Before Tzu Chi volunteers started the distribution, they travelled deep into the countryside to listen to the farmers’ woes and promised they would return to help. They kept their promise, and in turn moved the farmers to care for others by saving a handful of rice. To more than 50,000 farmers, Tzu Chi brings not only the hope of a bumper harvest, but also ripple effects of compassion and benevolence.
When Myanmar was hit by Cyclone Nargis in 2008, Tzu Chi immediately went into the country to assist with the disaster relief, and soon distributed high-quality rice seeds for farmers to cultivate. The story of Tzu Chi’s bamboo banks moved a farmer, U Thein Tun, to initiate a practice of putting aside a handful of rice before cooking each day to help others. U Thein Tun also practiced the Buddhist precept of not killing by not using pesticides, and he was rewarded with a bumper harvest. Other farmers followed suit, and soon the benevolent practice of donating rice banks spread to other villages.

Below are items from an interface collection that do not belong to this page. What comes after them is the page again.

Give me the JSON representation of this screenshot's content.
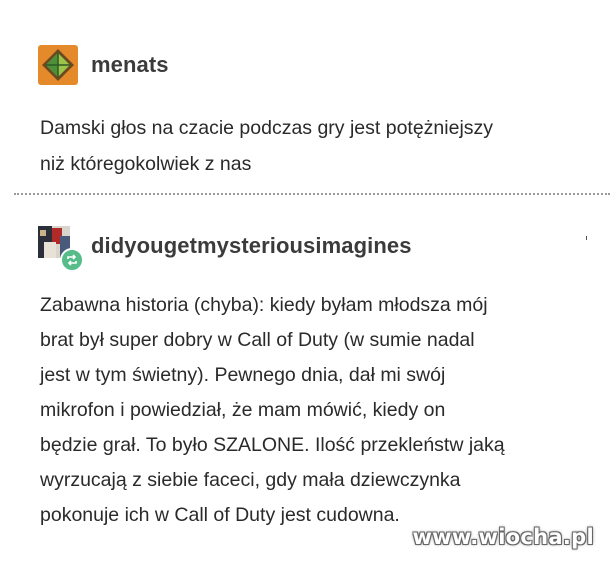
{
  "posts": [
    {
      "username": "menats",
      "avatar_icon": "orange-diamond-avatar-icon",
      "lines": [
        "Damski głos na czacie podczas gry jest potężniejszy",
        "niż któregokolwiek z nas"
      ]
    },
    {
      "username": "didyougetmysteriousimagines",
      "avatar_icon": "photo-avatar-icon",
      "badge_icon": "reblog-icon",
      "lines": [
        "Zabawna historia (chyba): kiedy byłam młodsza mój",
        "brat był super dobry w Call of Duty (w sumie nadal",
        "jest w tym świetny). Pewnego dnia, dał mi swój",
        "mikrofon i powiedział, że mam mówić, kiedy on",
        "będzie grał. To było SZALONE. Ilość przekleństw jaką",
        "wyrzucają z siebie faceci, gdy mała dziewczynka",
        "pokonuje ich w Call of Duty jest cudowna."
      ]
    }
  ],
  "watermark": "www.wiocha.pl",
  "colors": {
    "avatar_orange": "#e58a2a",
    "reblog_green": "#56bc8a",
    "text": "#2a2a2a"
  }
}
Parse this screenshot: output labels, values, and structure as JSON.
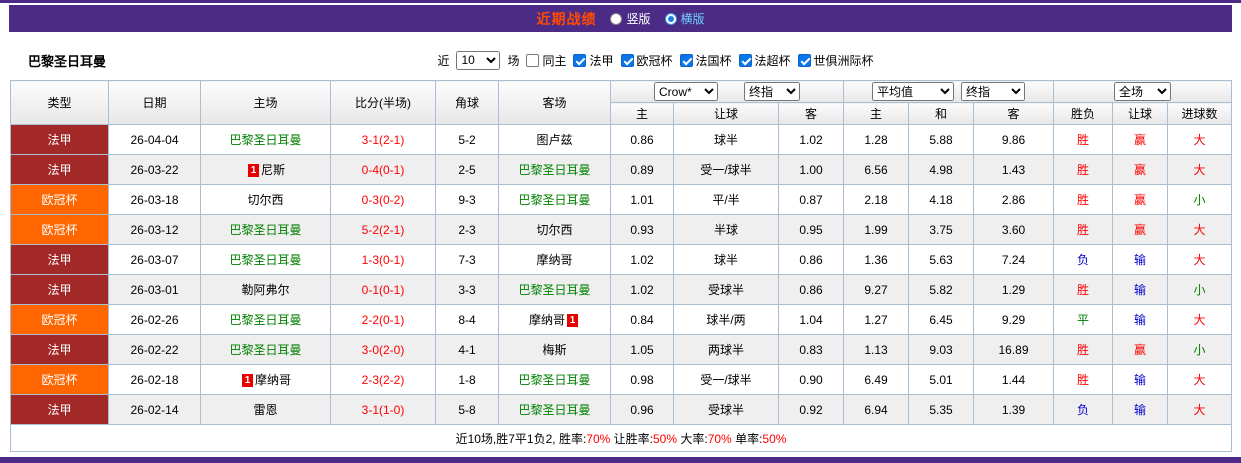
{
  "topbar": {
    "title": "近期战绩",
    "radios": [
      {
        "label": "竖版",
        "checked": false
      },
      {
        "label": "横版",
        "checked": true
      }
    ]
  },
  "filterbar": {
    "team": "巴黎圣日耳曼",
    "near_label": "近",
    "count": "10",
    "games_label": "场",
    "checkboxes": [
      {
        "label": "同主",
        "checked": false
      },
      {
        "label": "法甲",
        "checked": true
      },
      {
        "label": "欧冠杯",
        "checked": true
      },
      {
        "label": "法国杯",
        "checked": true
      },
      {
        "label": "法超杯",
        "checked": true
      },
      {
        "label": "世俱洲际杯",
        "checked": true
      }
    ]
  },
  "table": {
    "static_headers": [
      "类型",
      "日期",
      "主场",
      "比分(半场)",
      "角球",
      "客场"
    ],
    "selects": {
      "bookmaker": "Crow*",
      "asia_final": "终指",
      "europe_avg": "平均值",
      "europe_final": "终指",
      "fullmatch": "全场"
    },
    "sub_headers": [
      "主",
      "让球",
      "客",
      "主",
      "和",
      "客",
      "胜负",
      "让球",
      "进球数"
    ],
    "colors": {
      "league": {
        "法甲": "#a32929",
        "欧冠杯": "#ff6600"
      },
      "result": {
        "胜": "#ff0000",
        "平": "#008000",
        "负": "#0000cc",
        "赢": "#ff0000",
        "输": "#0000cc",
        "大": "#ff0000",
        "小": "#008000"
      },
      "team_highlight": "#008000",
      "score": "#ff0000"
    },
    "rows": [
      {
        "league": "法甲",
        "date": "26-04-04",
        "home": "巴黎圣日耳曼",
        "home_hl": true,
        "home_card": "",
        "home_card_pos": "",
        "score": "3-1(2-1)",
        "corner": "5-2",
        "away": "图卢兹",
        "away_hl": false,
        "away_card": "",
        "away_card_pos": "",
        "asia": [
          "0.86",
          "球半",
          "1.02"
        ],
        "europe": [
          "1.28",
          "5.88",
          "9.86"
        ],
        "outcome": [
          "胜",
          "赢",
          "大"
        ]
      },
      {
        "league": "法甲",
        "date": "26-03-22",
        "home": "尼斯",
        "home_hl": false,
        "home_card": "1",
        "home_card_pos": "before",
        "score": "0-4(0-1)",
        "corner": "2-5",
        "away": "巴黎圣日耳曼",
        "away_hl": true,
        "away_card": "",
        "away_card_pos": "",
        "asia": [
          "0.89",
          "受一/球半",
          "1.00"
        ],
        "europe": [
          "6.56",
          "4.98",
          "1.43"
        ],
        "outcome": [
          "胜",
          "赢",
          "大"
        ]
      },
      {
        "league": "欧冠杯",
        "date": "26-03-18",
        "home": "切尔西",
        "home_hl": false,
        "home_card": "",
        "home_card_pos": "",
        "score": "0-3(0-2)",
        "corner": "9-3",
        "away": "巴黎圣日耳曼",
        "away_hl": true,
        "away_card": "",
        "away_card_pos": "",
        "asia": [
          "1.01",
          "平/半",
          "0.87"
        ],
        "europe": [
          "2.18",
          "4.18",
          "2.86"
        ],
        "outcome": [
          "胜",
          "赢",
          "小"
        ]
      },
      {
        "league": "欧冠杯",
        "date": "26-03-12",
        "home": "巴黎圣日耳曼",
        "home_hl": true,
        "home_card": "",
        "home_card_pos": "",
        "score": "5-2(2-1)",
        "corner": "2-3",
        "away": "切尔西",
        "away_hl": false,
        "away_card": "",
        "away_card_pos": "",
        "asia": [
          "0.93",
          "半球",
          "0.95"
        ],
        "europe": [
          "1.99",
          "3.75",
          "3.60"
        ],
        "outcome": [
          "胜",
          "赢",
          "大"
        ]
      },
      {
        "league": "法甲",
        "date": "26-03-07",
        "home": "巴黎圣日耳曼",
        "home_hl": true,
        "home_card": "",
        "home_card_pos": "",
        "score": "1-3(0-1)",
        "corner": "7-3",
        "away": "摩纳哥",
        "away_hl": false,
        "away_card": "",
        "away_card_pos": "",
        "asia": [
          "1.02",
          "球半",
          "0.86"
        ],
        "europe": [
          "1.36",
          "5.63",
          "7.24"
        ],
        "outcome": [
          "负",
          "输",
          "大"
        ]
      },
      {
        "league": "法甲",
        "date": "26-03-01",
        "home": "勒阿弗尔",
        "home_hl": false,
        "home_card": "",
        "home_card_pos": "",
        "score": "0-1(0-1)",
        "corner": "3-3",
        "away": "巴黎圣日耳曼",
        "away_hl": true,
        "away_card": "",
        "away_card_pos": "",
        "asia": [
          "1.02",
          "受球半",
          "0.86"
        ],
        "europe": [
          "9.27",
          "5.82",
          "1.29"
        ],
        "outcome": [
          "胜",
          "输",
          "小"
        ]
      },
      {
        "league": "欧冠杯",
        "date": "26-02-26",
        "home": "巴黎圣日耳曼",
        "home_hl": true,
        "home_card": "",
        "home_card_pos": "",
        "score": "2-2(0-1)",
        "corner": "8-4",
        "away": "摩纳哥",
        "away_hl": false,
        "away_card": "1",
        "away_card_pos": "after",
        "asia": [
          "0.84",
          "球半/两",
          "1.04"
        ],
        "europe": [
          "1.27",
          "6.45",
          "9.29"
        ],
        "outcome": [
          "平",
          "输",
          "大"
        ]
      },
      {
        "league": "法甲",
        "date": "26-02-22",
        "home": "巴黎圣日耳曼",
        "home_hl": true,
        "home_card": "",
        "home_card_pos": "",
        "score": "3-0(2-0)",
        "corner": "4-1",
        "away": "梅斯",
        "away_hl": false,
        "away_card": "",
        "away_card_pos": "",
        "asia": [
          "1.05",
          "两球半",
          "0.83"
        ],
        "europe": [
          "1.13",
          "9.03",
          "16.89"
        ],
        "outcome": [
          "胜",
          "赢",
          "小"
        ]
      },
      {
        "league": "欧冠杯",
        "date": "26-02-18",
        "home": "摩纳哥",
        "home_hl": false,
        "home_card": "1",
        "home_card_pos": "before",
        "score": "2-3(2-2)",
        "corner": "1-8",
        "away": "巴黎圣日耳曼",
        "away_hl": true,
        "away_card": "",
        "away_card_pos": "",
        "asia": [
          "0.98",
          "受一/球半",
          "0.90"
        ],
        "europe": [
          "6.49",
          "5.01",
          "1.44"
        ],
        "outcome": [
          "胜",
          "输",
          "大"
        ]
      },
      {
        "league": "法甲",
        "date": "26-02-14",
        "home": "雷恩",
        "home_hl": false,
        "home_card": "",
        "home_card_pos": "",
        "score": "3-1(1-0)",
        "corner": "5-8",
        "away": "巴黎圣日耳曼",
        "away_hl": true,
        "away_card": "",
        "away_card_pos": "",
        "asia": [
          "0.96",
          "受球半",
          "0.92"
        ],
        "europe": [
          "6.94",
          "5.35",
          "1.39"
        ],
        "outcome": [
          "负",
          "输",
          "大"
        ]
      }
    ],
    "summary": [
      {
        "text": "近10场,胜7平1负2, 胜率:",
        "red": false
      },
      {
        "text": "70%",
        "red": true
      },
      {
        "text": " 让胜率:",
        "red": false
      },
      {
        "text": "50%",
        "red": true
      },
      {
        "text": " 大率:",
        "red": false
      },
      {
        "text": "70%",
        "red": true
      },
      {
        "text": " 单率:",
        "red": false
      },
      {
        "text": "50%",
        "red": true
      }
    ]
  }
}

Upon hearing the practice, Master Cheng Yen also encouraged Tzu Chi volunteers to learn from the good deeds of the farmers in Myanmar by eating 80% and leaving 20% to help others. From the bamboo banks of Tzu Chi's early days in Taiwan to the rice banks initiated by Myanmar farmers, Tzu Chi continues to spread love and compassion around the world.